In a research article Toward a new theory of dreaming published in the Journal of Clinical Psychology.  Volume 33, Issue 3, pages 807–820, July 1977,  Richard Corriere the lead researcher. argued for an new look at how dreams are studied, understood and used.

In contrast to Freud’s analytic theory, which deals with content and interprets dreams as coded symbolic messages, the new transformative theory focuses on how the dreamer performs in the dream.

The inspiration behind the research was a study of the Senoi Tribe in Malaysia.  The Senoi taught their children from their earliest days to be strong in their dreams and to confront bad or evil characters.  They had children learn to redream dreams until they were strong, active, speaking and calling on friends to help them.

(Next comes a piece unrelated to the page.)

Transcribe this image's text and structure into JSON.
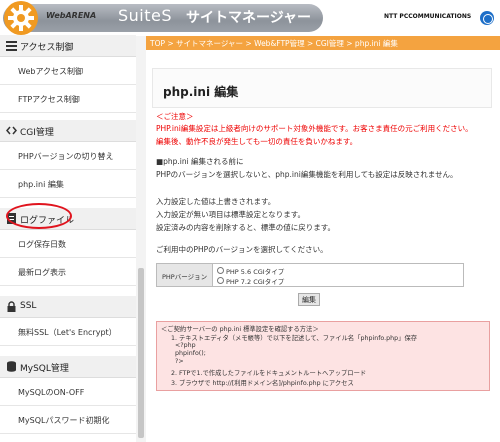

Corriere and his co-workers developed a new scoring system which identified how active, how expressive, how connected with friends, how clear and how much expressed feeling there was in a night’s dream.  The results were revealing and showed that when a dreamer pays attention to dreams he can learn to take new actions in dreams.  Dreams shift from confused symbolic stories to clear helpful guides.

BOOKS:  These research findings were later expanded in three books:  Psychological Fitness;  Going Sane; Life Zones.  These books argue that people who have developed life skills feel and perform better than those who do not possess the same skills.  When a person does not have basic life skills they manifest what traditional psychology refers to as symptoms.  Symptoms are directly reflective of a lack of skills.  What is troubling for a person is that given the same situation with the same skills they repeat unproductive behavior.  The good news is that with new life skills given the same situation they change their behavior and derive desired outcomes.

The Mindful Manager by Richard Corriere

Richard Corriere’s writing, articles, and research